### WHAT IS NEEDED
Search the records below for "this"; copy each line that has it.

Data about app and page elements:
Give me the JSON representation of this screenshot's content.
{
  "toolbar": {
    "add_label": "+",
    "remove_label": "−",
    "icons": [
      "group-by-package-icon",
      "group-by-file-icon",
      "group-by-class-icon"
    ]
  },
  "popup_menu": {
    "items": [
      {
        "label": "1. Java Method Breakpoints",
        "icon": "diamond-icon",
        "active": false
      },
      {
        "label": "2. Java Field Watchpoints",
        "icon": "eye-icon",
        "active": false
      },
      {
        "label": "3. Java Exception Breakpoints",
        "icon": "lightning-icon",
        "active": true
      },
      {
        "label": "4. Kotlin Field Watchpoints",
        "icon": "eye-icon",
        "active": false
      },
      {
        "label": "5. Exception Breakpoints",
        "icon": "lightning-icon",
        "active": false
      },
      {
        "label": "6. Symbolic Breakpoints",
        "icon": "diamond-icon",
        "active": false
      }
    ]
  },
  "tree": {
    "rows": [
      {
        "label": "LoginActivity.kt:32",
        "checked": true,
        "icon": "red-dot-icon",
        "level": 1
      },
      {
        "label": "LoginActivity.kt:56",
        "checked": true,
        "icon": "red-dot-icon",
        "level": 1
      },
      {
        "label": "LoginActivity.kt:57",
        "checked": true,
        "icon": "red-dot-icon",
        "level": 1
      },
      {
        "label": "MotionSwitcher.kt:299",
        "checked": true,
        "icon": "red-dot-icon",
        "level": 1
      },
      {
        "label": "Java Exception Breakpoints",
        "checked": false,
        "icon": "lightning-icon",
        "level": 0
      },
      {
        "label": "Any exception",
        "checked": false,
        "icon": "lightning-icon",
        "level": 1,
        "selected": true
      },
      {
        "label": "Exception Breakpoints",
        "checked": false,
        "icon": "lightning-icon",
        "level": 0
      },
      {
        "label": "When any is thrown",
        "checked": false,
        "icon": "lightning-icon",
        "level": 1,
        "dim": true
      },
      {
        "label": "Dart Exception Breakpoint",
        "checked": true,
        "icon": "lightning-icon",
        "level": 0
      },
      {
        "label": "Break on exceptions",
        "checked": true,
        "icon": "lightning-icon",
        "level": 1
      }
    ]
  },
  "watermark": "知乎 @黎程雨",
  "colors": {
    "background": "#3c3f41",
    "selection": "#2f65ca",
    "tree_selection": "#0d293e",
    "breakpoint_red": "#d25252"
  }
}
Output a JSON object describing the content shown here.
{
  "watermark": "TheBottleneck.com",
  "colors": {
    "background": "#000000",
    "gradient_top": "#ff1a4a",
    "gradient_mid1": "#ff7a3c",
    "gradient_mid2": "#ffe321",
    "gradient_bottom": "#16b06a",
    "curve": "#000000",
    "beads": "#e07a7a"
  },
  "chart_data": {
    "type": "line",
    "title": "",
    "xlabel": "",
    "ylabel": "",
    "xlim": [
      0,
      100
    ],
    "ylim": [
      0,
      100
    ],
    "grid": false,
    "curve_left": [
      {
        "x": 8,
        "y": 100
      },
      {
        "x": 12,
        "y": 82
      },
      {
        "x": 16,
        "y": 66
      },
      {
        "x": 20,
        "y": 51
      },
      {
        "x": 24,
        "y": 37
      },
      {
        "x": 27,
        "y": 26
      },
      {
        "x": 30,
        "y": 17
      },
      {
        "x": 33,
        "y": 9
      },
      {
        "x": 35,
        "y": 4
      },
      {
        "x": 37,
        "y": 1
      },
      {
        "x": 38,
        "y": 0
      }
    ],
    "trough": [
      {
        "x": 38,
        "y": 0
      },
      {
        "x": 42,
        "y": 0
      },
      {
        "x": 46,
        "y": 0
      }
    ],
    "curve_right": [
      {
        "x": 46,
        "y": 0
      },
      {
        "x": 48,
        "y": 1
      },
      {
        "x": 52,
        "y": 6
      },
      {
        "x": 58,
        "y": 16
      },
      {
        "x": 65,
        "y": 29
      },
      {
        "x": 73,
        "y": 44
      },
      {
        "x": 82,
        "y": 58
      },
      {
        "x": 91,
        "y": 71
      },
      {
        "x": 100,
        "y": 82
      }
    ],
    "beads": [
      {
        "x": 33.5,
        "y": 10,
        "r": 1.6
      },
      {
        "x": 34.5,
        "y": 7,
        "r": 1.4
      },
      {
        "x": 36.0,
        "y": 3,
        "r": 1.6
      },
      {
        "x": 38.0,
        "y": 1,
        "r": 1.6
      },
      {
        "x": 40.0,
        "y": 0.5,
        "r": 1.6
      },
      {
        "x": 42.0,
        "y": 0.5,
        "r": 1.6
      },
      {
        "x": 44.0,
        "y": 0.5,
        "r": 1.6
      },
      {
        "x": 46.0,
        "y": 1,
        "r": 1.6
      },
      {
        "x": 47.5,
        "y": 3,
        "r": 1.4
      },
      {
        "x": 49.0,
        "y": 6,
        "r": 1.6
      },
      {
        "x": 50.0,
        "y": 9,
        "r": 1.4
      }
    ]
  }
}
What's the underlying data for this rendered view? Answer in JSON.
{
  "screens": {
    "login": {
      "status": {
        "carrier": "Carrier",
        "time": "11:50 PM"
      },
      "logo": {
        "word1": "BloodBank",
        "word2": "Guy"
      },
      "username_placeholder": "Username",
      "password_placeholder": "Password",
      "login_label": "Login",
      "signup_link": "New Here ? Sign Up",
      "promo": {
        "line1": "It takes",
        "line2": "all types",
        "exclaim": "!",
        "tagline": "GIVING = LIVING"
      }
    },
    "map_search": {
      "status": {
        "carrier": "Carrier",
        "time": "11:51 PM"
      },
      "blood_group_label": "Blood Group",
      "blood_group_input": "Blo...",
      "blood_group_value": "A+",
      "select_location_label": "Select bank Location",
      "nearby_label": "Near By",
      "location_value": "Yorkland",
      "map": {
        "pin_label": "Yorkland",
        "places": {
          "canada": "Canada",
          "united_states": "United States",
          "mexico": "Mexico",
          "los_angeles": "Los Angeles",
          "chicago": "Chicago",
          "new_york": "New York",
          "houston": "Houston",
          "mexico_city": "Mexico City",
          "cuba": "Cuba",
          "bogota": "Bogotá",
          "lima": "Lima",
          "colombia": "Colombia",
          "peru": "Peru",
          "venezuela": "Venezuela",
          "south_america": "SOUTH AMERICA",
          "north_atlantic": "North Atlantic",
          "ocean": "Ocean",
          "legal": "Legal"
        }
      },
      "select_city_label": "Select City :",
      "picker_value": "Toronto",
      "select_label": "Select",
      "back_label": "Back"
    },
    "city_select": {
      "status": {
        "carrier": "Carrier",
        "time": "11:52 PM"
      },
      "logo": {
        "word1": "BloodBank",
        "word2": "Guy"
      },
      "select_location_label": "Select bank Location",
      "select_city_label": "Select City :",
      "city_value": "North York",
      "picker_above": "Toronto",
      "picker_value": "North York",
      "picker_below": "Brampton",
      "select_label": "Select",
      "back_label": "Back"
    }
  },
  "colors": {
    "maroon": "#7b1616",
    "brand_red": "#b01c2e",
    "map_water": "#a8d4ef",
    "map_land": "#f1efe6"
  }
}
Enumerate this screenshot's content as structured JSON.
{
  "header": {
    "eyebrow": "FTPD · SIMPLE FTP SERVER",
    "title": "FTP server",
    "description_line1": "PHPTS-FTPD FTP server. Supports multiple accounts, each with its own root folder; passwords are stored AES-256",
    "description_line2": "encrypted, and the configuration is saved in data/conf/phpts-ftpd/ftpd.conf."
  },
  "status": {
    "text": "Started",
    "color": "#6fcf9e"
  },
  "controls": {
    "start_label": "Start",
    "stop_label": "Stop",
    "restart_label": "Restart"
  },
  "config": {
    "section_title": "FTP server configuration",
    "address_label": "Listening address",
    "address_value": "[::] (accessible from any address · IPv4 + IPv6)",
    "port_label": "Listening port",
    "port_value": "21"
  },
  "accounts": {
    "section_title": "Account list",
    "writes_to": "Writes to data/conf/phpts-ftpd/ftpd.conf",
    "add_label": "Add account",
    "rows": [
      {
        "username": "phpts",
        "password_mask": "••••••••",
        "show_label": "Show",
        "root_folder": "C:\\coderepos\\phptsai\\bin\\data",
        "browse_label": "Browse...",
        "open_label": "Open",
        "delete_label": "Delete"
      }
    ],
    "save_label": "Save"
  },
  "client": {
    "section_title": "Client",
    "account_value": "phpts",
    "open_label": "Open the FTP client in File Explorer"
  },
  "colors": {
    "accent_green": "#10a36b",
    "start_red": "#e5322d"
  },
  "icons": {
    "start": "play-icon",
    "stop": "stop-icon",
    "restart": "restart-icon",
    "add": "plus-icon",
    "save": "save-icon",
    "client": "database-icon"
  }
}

### FINISHED EXERCISE
Give me the JSON representation of this screenshot's content.
What's the underlying data for this rendered view? Answer in JSON.
Enumerate this screenshot's content as structured JSON.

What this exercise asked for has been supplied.